Learning about learning
A Little Knowledge is a dangerous Thing
When we were in high school, many of us had the experience of participating in theatre. Perhaps it was on stage, perhaps it was behind stage. We had fun, and got a taste of what goes into making theatre. For those of us who have seen shows on Broadway, or other professional productions, there is no comparison to what is produced in the auditorium of XYZ High, a community players group and a show produced by professionals. They have mastered the craft and execute it well. Those of us with the beginners' taste of show business understand some of what goes on, but only a small fragment of what it really takes. I never realized how much behind-the-scenes thinking and analysis goes on, or the painstaking detail to get just the right prop or costume or flooring for the set. Heck, in high school, we memorized our lines, helped with costumes and makeup, and spent a month or two after school practicing, thenTA-DA! there was a show. In the professional realms there is thinking and trying and tweaking and tech rehearsals and blocking and lots of conversation. I've loved the glimpse into this world these activities around Trinity's shows afforded me to gain a better understanding of it all, but this certainly does not make me a theatre expert.
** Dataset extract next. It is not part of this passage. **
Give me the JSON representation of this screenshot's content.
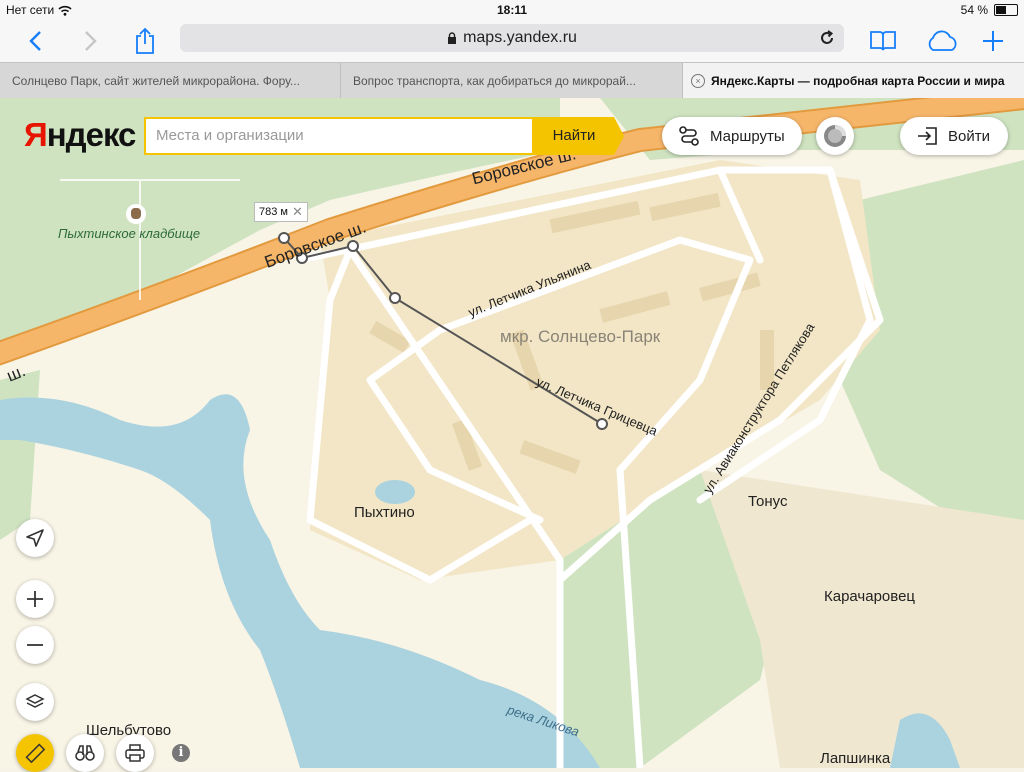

We All Know How to Learn, Right?
Similarly, we've all been to school in some form or another. Many of us have advanced through college and completed a degree or two, labeling us experts in something-or-other. This does not make us experts in learning or how people learn or creating materials to facilitate that process. Many people I've worked with over the years as subject matter experts (SMEs) would disagree with that. They are experts in a computer system or company product or algebra or biology or whatever it is that we have been tasked to create learning for others about. As a team, it's the SME and me. (Doesn't that sound like a TV show?) I don't challenge the SME on his or her expertise on the subject, yet we play tug of war for hours on how to help learners grasp it. If most SMEs had their way all training or elearning pieces or college courses would be
LONG verbose treatises
filled with jargon, zillions of minute details and tons of irrelevant material
that would take you days and days and days to read,
yet we are somehow supposed to condense this into a one hour elearning or some other impossible task.
So we fight. I skinny it down, and they puff it back up again. It gets even worse when you have a committee working on the review as they agonize whether the word should be validate or authorize or the color of the shirt on the person in the photograph.
I always work with my SMEs to come up with a single sentence goal for the course about what the learner should know and do at the end. I push them to get this down to that high level overview, then use it like a mantra to help them focus on the goal. Will knowing every exception to the rule helps us achieve said goal? No. So we shelve the exceptions for another course, or an addendum after the learner has gained what we wanted them to.
Teacher by training, learner by design.